Work instructions: Filter the listing below, keeping every line that holds "Strategies".

Task data:
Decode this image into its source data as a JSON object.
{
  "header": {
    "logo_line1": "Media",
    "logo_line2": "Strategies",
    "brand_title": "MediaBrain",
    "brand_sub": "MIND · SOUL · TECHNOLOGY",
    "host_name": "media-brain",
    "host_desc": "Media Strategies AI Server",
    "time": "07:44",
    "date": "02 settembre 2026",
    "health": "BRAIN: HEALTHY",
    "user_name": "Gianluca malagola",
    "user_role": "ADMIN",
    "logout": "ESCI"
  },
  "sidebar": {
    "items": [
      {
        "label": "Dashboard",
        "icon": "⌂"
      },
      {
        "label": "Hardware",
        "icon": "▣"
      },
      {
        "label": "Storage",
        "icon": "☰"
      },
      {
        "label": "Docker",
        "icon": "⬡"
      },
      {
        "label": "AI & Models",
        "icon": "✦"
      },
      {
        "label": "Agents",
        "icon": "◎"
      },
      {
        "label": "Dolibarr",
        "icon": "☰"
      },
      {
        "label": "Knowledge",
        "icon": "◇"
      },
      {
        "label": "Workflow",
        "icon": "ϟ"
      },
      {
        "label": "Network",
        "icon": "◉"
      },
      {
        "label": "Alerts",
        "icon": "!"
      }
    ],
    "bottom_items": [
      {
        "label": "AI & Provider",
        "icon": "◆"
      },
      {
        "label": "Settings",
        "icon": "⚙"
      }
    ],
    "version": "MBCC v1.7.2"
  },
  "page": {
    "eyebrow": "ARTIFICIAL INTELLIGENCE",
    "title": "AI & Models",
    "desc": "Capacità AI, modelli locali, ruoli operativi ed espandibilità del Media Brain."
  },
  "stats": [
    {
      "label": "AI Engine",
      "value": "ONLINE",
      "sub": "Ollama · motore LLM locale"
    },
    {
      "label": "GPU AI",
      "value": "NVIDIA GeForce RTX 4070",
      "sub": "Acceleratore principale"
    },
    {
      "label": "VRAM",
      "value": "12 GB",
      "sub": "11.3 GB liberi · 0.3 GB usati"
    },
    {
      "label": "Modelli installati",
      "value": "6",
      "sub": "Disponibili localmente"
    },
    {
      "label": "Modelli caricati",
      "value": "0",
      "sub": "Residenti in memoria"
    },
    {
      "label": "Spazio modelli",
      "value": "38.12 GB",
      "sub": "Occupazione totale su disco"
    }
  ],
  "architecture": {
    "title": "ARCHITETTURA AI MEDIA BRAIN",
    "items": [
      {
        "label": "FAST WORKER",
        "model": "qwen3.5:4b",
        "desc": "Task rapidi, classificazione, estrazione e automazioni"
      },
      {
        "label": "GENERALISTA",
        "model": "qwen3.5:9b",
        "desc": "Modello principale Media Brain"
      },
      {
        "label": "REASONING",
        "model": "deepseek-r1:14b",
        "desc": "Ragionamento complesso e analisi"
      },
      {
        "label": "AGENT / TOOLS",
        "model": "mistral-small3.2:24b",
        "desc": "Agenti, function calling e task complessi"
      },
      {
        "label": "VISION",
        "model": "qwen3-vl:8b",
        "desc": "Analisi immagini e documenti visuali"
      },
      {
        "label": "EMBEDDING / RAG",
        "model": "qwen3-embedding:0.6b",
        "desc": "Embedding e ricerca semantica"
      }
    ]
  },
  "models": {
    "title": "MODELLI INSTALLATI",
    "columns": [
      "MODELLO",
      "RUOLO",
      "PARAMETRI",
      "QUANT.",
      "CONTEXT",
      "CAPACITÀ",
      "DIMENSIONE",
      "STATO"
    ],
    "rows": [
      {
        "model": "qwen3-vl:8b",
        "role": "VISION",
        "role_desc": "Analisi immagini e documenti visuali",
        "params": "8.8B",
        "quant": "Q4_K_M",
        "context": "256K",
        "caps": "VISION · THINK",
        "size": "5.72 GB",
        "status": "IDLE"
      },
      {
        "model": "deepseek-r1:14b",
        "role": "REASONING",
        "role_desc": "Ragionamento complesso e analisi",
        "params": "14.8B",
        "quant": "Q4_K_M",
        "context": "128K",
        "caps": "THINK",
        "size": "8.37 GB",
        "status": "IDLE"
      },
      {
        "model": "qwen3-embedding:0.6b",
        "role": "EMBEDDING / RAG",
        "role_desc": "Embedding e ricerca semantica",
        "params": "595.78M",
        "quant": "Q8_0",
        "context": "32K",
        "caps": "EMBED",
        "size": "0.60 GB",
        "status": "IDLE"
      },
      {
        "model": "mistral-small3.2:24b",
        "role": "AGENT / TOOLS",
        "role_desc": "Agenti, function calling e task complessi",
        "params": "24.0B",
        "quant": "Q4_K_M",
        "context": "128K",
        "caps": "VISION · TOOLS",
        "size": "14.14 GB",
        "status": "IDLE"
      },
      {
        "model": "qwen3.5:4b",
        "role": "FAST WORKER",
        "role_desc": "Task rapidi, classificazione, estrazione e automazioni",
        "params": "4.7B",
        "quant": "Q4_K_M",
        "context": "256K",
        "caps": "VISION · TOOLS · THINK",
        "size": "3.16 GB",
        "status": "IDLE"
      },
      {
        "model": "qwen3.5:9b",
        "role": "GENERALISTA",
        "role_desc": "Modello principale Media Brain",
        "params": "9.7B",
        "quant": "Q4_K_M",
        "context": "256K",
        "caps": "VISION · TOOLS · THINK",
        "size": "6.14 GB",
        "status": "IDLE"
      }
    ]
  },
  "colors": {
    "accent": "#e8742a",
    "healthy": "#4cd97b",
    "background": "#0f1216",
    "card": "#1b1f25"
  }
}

Result:
    "logo_line2": "Strategies",
    "host_desc": "Media Strategies AI Server",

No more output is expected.